It was a bitterly cold morning as we headed out at first light in search of the mother cheetah and her two cubs. We were extremely fortunate as we found them after only 30 minutes. Due to the cold they had not yet become active, however, as soon as we found them the mother started to make a move. She made her way to the first vantage point, which was a fallen tree and used the height to scan the horizon. Upon hearing a herd of impala, on the other side of the ridge, her body language changed instantly and she moved directly towards the prey in a steady, low slung trot with her two youngsters in tow.
The mother now had the advantage of high ground and the entire herd were in front and below her. Her cubs, who are about 10 months old, were boisterously following her approximately 50m behind and fast approaching her position. They hadn’t, as yet, spotted the herd and she knew that as soon as they did they would bound towards the impala and ruin her chances.
What happened next was a testament to her hunting prowess and skill. She immediately moved south at 90 degrees to the position of the herd, using the ridge as cover and following a small line of bushes. Just as she had pre-empted, the minute her youngsters reached the crest and spotted the herd of impala they broke cover and chased after them. The impala ran straight towards the mother and, in a small depression, she was able to catch a young impala. What she had created was a pincer manoeuvre using her inexperienced young cheetah cubs.
Following this, she then used the situation as a training exercise and released the impala. This allowed her one cub to bring it down in an attempt to kill the unfortunate creature, while she went off and called her second cub, who had become separated during the chaos of the hunt. As the second cub arrived they were able to pull the small impala to the ground and finally kill it.

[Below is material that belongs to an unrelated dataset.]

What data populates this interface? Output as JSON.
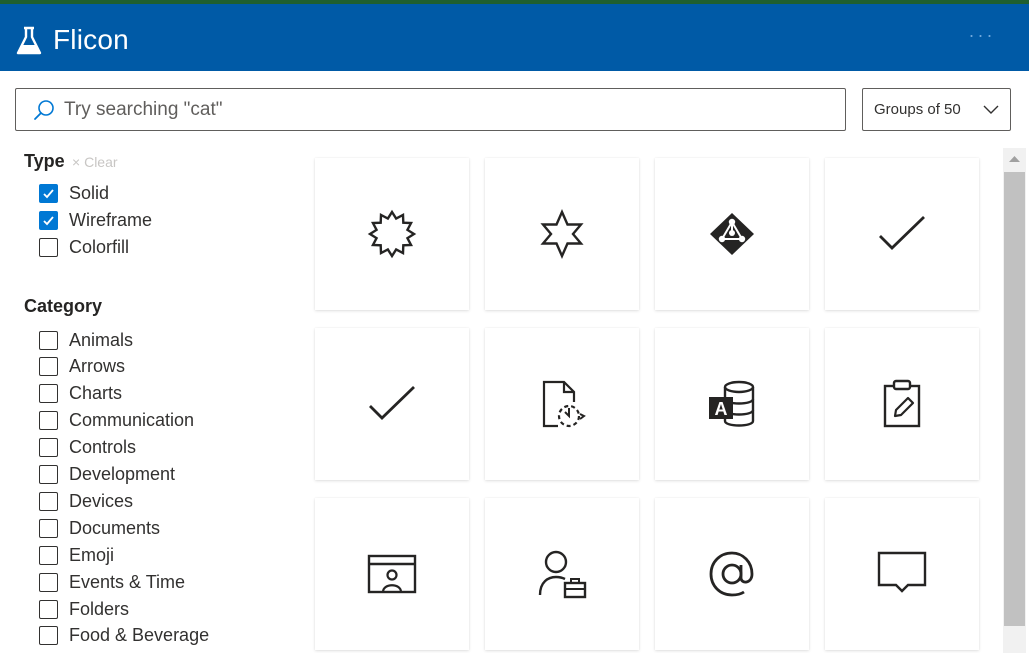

It is hard to witness the slow demise of a young impala by such inexperienced hands, but it is vital part of nature and provides nourishment for the cheetah family.
Written and Filmed by: Chris Goodman
Photographed by: Chris Goodman and Rich Laburn